> [Work order]
Find the lines below holding the word "narzędzia" and copy each of them.

> [Task inputs]
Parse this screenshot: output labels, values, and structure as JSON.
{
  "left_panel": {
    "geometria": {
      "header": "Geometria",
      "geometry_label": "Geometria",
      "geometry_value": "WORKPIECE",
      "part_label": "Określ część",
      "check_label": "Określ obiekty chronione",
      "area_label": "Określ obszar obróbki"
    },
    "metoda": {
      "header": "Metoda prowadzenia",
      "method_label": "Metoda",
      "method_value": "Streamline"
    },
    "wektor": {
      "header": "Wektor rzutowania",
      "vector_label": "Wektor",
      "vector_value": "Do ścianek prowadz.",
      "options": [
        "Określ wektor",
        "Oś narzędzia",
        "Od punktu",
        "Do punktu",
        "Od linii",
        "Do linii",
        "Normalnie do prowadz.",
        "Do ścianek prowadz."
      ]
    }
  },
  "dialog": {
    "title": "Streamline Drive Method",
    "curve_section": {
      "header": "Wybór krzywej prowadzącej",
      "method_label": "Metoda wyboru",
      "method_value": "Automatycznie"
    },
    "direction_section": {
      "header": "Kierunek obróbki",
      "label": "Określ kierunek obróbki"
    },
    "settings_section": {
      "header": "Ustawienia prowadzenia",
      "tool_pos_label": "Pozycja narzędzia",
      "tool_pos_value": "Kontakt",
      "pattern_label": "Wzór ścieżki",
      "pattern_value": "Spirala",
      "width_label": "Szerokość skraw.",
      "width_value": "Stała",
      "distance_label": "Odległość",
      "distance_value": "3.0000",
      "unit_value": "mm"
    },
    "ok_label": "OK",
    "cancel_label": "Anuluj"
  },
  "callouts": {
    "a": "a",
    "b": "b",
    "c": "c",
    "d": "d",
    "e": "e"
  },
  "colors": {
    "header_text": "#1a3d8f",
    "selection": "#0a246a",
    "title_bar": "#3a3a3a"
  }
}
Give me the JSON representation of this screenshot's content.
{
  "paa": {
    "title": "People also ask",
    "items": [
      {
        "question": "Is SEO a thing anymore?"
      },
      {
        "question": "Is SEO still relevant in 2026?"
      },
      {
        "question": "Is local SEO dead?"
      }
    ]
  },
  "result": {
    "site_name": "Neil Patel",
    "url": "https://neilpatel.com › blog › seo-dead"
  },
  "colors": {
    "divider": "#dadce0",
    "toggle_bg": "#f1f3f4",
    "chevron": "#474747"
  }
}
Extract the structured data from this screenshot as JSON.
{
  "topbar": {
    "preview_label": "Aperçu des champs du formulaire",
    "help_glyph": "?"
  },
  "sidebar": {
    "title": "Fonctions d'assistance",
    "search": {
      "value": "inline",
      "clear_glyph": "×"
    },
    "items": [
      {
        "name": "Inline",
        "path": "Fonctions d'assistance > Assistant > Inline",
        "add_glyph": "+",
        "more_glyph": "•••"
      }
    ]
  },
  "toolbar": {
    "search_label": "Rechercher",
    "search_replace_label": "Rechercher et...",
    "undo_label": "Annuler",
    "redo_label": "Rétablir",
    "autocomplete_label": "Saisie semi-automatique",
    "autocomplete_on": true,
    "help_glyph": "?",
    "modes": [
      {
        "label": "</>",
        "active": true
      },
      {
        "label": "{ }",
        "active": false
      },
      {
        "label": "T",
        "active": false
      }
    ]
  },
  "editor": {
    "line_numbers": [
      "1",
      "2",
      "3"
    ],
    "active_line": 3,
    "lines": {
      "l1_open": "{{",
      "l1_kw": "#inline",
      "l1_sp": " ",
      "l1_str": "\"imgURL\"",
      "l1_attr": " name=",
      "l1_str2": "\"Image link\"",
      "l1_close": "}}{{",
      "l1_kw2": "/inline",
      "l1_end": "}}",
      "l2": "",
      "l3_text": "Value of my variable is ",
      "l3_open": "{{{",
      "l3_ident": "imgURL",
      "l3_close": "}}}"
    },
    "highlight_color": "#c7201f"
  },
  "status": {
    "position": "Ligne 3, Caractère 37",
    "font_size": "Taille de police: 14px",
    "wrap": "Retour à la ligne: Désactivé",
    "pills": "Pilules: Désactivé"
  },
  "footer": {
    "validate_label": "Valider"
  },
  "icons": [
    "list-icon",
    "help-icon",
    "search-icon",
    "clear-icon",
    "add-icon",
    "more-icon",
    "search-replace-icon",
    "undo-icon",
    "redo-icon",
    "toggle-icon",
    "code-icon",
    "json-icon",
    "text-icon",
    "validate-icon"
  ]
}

> [Solution to this exercise]
        "Oś narzędzia",
      "tool_pos_label": "Pozycja narzędzia",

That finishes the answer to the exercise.